Are taxes tedious and boring? Most people probably think so. But there is no better form of tax reliefthan the kind that comes from knowing the law and avoiding tax troubles in the first place. Check out this amusing excerpt from a book review written by Tax Notes writer, Joseph Thorndike:
Every tax professional knows the look — that mixture of pity and dismay when you tell someone what you do for a living. Sometimes it comes with a flash of fear behind the eyes — fear of taxes, sure, and probably fear of the IRS. But also, more profoundly, fear that you might actually talk about your job. God help us.
I can almost hear the chorus of complaints that readers are going to raise. “It’s not that bad!
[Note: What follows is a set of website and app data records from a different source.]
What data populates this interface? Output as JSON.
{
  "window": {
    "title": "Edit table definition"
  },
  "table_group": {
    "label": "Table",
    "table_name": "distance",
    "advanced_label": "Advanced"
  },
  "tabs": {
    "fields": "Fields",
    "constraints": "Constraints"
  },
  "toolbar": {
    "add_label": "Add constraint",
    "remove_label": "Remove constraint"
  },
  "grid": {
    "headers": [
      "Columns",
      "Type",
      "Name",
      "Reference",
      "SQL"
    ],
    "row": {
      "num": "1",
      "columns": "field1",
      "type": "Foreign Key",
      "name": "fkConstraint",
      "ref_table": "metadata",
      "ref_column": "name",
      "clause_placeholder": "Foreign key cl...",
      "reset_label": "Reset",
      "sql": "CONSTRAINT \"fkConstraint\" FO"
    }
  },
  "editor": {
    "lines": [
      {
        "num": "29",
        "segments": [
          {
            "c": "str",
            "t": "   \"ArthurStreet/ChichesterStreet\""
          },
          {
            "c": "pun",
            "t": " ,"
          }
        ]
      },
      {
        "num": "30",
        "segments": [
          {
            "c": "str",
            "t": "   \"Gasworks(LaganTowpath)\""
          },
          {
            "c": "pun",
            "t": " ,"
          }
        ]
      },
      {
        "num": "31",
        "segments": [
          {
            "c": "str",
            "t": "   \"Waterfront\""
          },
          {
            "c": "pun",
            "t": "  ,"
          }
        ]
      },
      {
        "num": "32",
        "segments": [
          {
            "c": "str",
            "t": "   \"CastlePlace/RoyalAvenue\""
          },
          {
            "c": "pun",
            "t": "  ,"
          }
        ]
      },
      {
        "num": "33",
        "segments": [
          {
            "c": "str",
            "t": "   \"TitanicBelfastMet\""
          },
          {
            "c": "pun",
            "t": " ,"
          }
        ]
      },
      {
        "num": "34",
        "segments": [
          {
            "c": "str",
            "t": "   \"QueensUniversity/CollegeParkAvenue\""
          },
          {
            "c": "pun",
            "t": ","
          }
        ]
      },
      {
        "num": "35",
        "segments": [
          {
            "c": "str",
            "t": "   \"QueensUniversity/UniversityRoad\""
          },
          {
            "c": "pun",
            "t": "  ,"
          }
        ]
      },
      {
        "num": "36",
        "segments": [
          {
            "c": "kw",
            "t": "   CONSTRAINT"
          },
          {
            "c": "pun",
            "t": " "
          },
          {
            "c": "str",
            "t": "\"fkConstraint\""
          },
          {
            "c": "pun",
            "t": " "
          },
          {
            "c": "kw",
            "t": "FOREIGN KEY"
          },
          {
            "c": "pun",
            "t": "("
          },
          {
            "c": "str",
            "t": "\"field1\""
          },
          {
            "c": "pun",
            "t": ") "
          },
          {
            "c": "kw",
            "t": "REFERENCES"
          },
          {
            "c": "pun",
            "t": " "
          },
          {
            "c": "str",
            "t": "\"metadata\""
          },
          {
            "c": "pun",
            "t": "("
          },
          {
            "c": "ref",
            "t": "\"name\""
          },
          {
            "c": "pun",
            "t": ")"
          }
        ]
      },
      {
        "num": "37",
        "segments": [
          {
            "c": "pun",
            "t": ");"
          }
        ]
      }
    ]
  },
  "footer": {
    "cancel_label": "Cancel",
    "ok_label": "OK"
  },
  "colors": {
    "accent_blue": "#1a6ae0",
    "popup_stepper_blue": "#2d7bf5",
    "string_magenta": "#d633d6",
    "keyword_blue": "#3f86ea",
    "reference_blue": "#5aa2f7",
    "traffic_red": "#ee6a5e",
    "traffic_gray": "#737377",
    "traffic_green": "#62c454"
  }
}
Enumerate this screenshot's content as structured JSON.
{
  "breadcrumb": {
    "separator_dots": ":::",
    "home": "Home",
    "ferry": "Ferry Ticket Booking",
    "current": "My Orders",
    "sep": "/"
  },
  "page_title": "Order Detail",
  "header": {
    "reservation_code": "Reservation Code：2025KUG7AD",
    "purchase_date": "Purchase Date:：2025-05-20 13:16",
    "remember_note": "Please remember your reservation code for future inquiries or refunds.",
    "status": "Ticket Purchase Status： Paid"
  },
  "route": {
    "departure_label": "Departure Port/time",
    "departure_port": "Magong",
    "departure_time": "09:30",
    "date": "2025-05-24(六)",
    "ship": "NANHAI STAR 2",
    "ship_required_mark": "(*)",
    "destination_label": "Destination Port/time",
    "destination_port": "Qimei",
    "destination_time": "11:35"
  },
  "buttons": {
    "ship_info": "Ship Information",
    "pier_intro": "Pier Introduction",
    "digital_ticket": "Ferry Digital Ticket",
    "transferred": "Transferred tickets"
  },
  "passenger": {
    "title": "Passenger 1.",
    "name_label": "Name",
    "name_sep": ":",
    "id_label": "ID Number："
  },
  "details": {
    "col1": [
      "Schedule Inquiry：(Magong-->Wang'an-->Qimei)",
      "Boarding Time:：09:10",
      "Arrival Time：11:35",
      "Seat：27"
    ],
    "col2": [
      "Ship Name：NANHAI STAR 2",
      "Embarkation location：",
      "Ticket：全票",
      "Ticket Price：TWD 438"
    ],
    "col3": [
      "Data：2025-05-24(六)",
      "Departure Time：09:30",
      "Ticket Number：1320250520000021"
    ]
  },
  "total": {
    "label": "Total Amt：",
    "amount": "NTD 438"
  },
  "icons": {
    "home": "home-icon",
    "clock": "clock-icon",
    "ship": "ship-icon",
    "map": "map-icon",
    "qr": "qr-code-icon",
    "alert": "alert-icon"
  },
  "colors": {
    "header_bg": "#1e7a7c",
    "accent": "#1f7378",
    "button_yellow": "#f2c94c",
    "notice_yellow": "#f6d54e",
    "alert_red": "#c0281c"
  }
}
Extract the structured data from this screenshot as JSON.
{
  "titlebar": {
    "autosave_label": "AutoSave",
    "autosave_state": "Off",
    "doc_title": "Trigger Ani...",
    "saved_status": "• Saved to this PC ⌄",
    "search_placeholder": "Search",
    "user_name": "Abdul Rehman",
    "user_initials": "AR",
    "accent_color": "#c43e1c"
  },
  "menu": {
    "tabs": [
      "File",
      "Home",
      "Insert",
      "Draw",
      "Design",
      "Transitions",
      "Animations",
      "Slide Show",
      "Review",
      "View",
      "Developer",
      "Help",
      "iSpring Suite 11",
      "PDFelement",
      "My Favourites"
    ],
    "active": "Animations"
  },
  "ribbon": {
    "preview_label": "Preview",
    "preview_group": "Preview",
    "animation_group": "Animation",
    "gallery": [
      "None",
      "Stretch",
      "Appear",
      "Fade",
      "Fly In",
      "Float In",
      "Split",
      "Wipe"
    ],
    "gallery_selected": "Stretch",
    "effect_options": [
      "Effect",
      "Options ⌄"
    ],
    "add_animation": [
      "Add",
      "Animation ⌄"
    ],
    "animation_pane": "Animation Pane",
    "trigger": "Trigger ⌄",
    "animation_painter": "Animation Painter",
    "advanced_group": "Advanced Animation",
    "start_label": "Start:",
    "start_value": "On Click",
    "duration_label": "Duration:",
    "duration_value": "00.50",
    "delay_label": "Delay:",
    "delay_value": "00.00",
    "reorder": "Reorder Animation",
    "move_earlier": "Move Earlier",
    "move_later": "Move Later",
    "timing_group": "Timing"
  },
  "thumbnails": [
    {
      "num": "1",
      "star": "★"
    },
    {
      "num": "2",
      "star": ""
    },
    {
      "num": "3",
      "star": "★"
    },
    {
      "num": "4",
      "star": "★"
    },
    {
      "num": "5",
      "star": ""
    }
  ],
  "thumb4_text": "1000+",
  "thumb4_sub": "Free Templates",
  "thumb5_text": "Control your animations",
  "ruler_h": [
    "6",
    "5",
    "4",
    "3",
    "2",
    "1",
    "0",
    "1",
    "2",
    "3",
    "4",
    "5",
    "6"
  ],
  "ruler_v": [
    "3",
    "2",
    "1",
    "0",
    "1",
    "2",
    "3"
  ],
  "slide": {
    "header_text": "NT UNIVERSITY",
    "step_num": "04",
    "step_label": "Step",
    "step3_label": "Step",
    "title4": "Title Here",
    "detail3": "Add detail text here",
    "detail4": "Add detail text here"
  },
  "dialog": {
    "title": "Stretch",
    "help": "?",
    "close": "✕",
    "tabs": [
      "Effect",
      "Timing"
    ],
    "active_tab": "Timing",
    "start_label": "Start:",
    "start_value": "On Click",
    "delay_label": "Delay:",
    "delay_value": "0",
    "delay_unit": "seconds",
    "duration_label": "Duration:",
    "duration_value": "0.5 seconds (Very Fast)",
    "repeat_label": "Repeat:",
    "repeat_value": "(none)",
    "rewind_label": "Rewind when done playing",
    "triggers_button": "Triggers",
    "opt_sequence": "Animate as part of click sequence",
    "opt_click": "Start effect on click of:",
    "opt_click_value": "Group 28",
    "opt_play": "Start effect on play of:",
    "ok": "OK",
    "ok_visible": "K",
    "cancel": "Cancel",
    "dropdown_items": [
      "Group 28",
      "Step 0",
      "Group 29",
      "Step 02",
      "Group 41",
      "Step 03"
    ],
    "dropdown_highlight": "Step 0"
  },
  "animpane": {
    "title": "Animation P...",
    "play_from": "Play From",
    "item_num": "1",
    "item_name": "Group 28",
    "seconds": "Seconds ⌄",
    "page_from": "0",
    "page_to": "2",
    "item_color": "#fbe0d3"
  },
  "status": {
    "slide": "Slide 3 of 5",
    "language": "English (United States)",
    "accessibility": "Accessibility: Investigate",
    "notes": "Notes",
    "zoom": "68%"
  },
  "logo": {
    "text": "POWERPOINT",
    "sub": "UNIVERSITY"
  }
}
Some people are really interested in taxes!” Right. If it makes you feel better, you go ahead and tell yourself that. And by the way, I’d love to see the slides from your family trip to Yellowstone last year.
If anyone doubts the inherent tedium of taxation, we now have independent confirmation. The late, great literary phenomenon David Foster Wallace singled out taxation as the most boring topic imaginable. In writing his posthumously published novel, The Pale King, Wallace made taxes — and their administration in particular — the epitome of soul-killing tedium. “The whole subject of tax policy and administration is dull. Massively, spectacularly dull,” he writes.